Not only did the mice find, mess up, poop in, eat a substantial portion of, and violate my silk fibres ready for spinning. The silk they choose to eat was my beautiful hand dyed, bamboo and silk fibre that I saved up for. I've washed it and managed to save most of it. But still... it's just not Cricket.
What vial creatures mice are. I can forgive them everything else - after all, they are just doing what mice do, it's very honest. But eating my silk! That is unforgivable!
This means WAR!
just as soon as I stop crying.
Wednesday, August 04, 2010
For some reason this is the month for people to sell their antique spinning wheels. I've never seen a wheel this cheep before, so I had to go and have a look. Lovely! Needs a bit of love and it will be fully functional again.
This last photo is of a punch mark that was set into the wood, probably, by the maker of the wheel. I cannot quite make it out, maybe a little horse and a trident, or a THA?
I hate to admit it, but it's not the only wheel I bought this week. It is however, the only complete wheel.

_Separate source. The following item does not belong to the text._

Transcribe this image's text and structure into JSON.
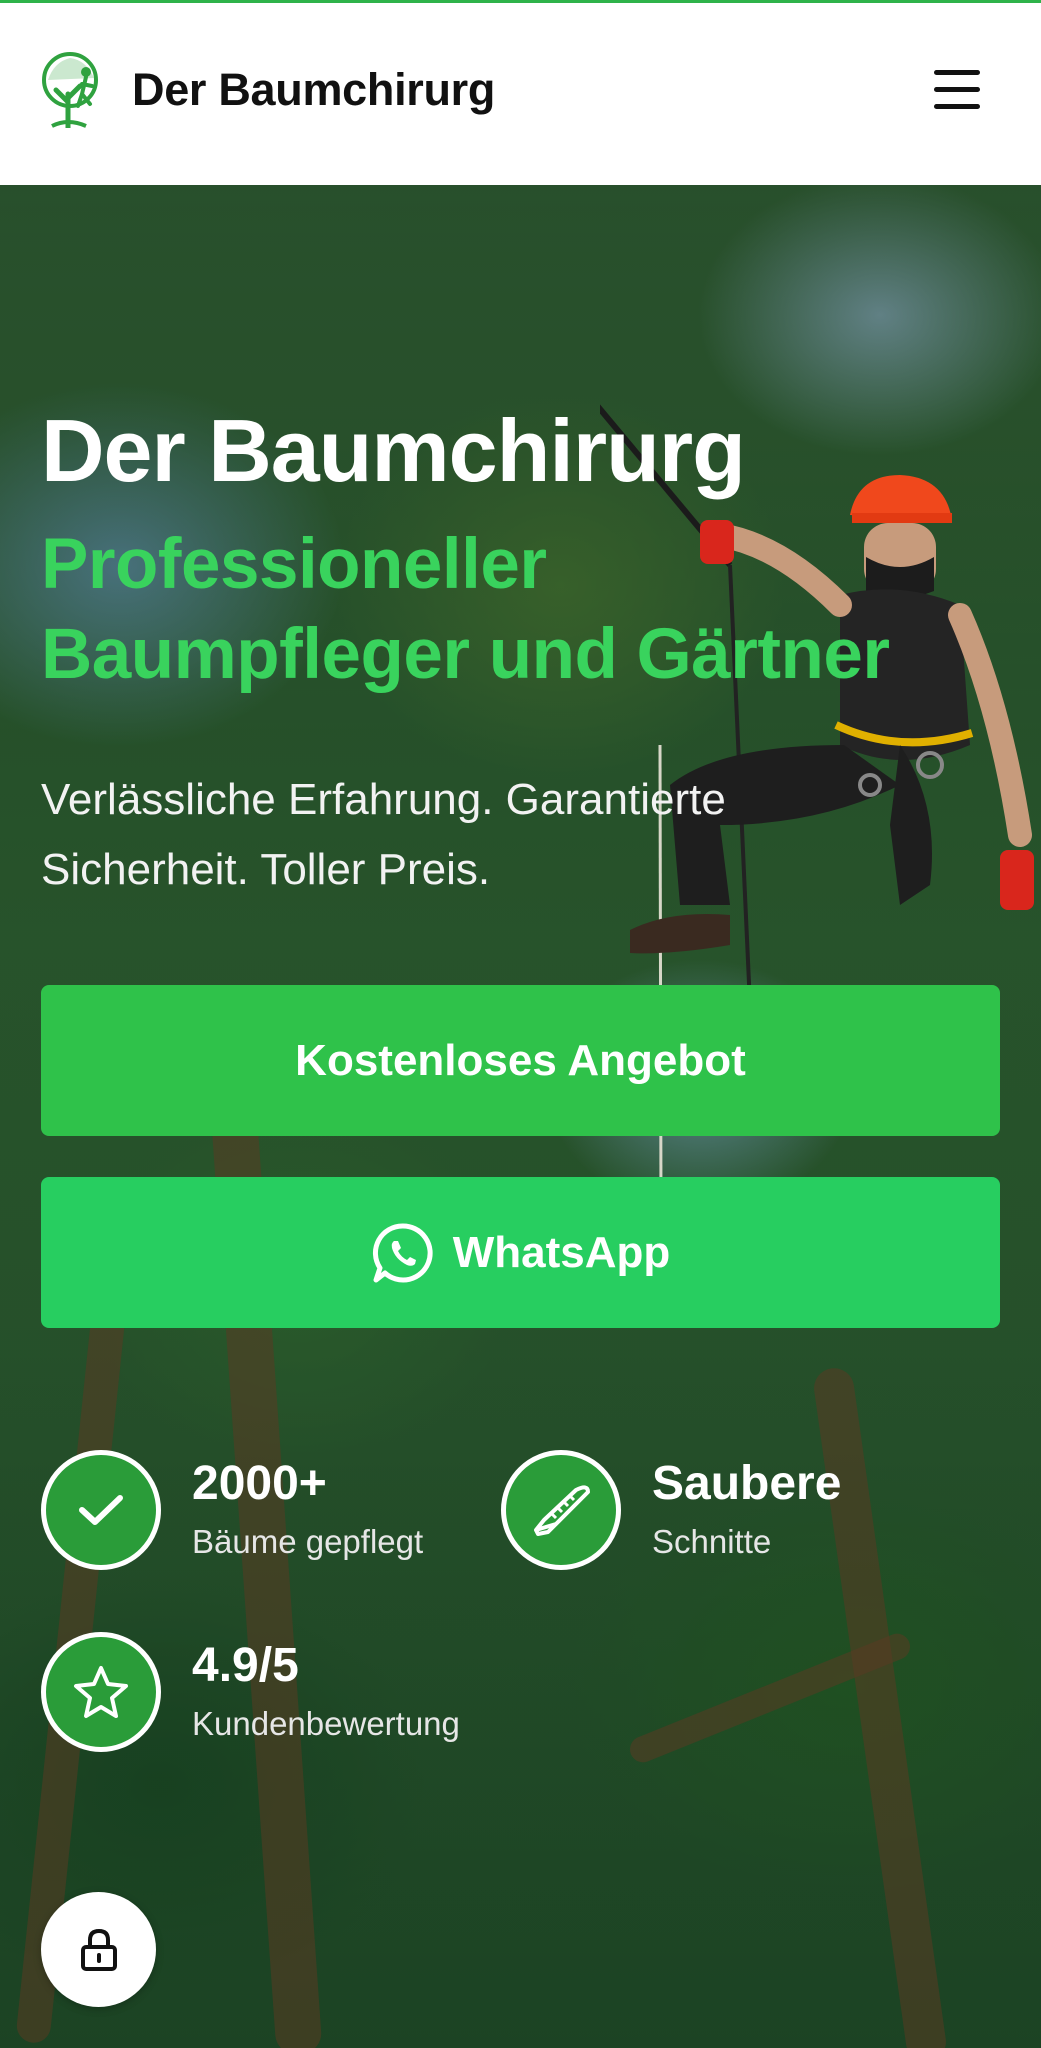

If anyone knows of a source of spinning wheel restoration parts (particularly the miners head for a great wheel) I would love it if you would share it with me.
Also, where has that database of antique wheel maker marks gone?
Sunday, August 01, 2010
I had a dream the other night. I was wondering in an enormous herb garden, full of vibrant, flowering plants, just as the sun was starting to rise. My stocking feet were heavy with dew from the clover and the garden practically sparkled with condensation.
Amongst the plants were beautiful sculptures, like large trumpet flours and funnels, each three or four feet high, but only a few inches thick at their widest part. Some of these sculptures were made of mettle, others, glass. Each of these sculptures had a hollow stem that settled in the dirt next to a plant, looking all the world like its sentinel.
When I looked closely at these sculptures, thinking that they belonged more on a science fiction show then in a herb garden, I noticed that they too glistened with dew and that the dew trickled down the trumpet, inside and outside of the stem, to the soil, watering the plant.
These beautiful sculptures were dew collectors and although they did not collect a huge amount of water, each morning they provided sufficient moisture for their particular plant to thrive in the heat of the day.
That was my dream.
Now I'm fascinated to learn if this is possible. You see, I am actually clearing some land for next year's herb garden. It's going to be quite large, and difficult to water in the summer. However, it does get a heavy dew every morning... if I could harvest that somehow... Has it been done already? I know there are plants that have a specific shape to capture the morning mist. Can we imitate these plants and create a water gathering system of our own?
It surprised me to discover that the Twist Collective is two years old now.
Between The Twist Collective, Knitty and Ravelry, a knitter could hardly ask for more from the Internet.
One of the things I like about the Twist Collective is that the format feels like you are reading a magazine, only without the ink-stink. I also like that their patterns are pay-as-you-knit (yes, free is better, but if you have to pay, this is the way to go).
I love fall knitting, all those little hats, socks, fingerless mitts, sweaters and even better, cardigans. (the fall issue of the Twist Collective just came out) I'm even taken with a cardigan/coat kind of pattern which goes to show you that I need more time in a day to accomplish all the marvellous things that one can do with yarn.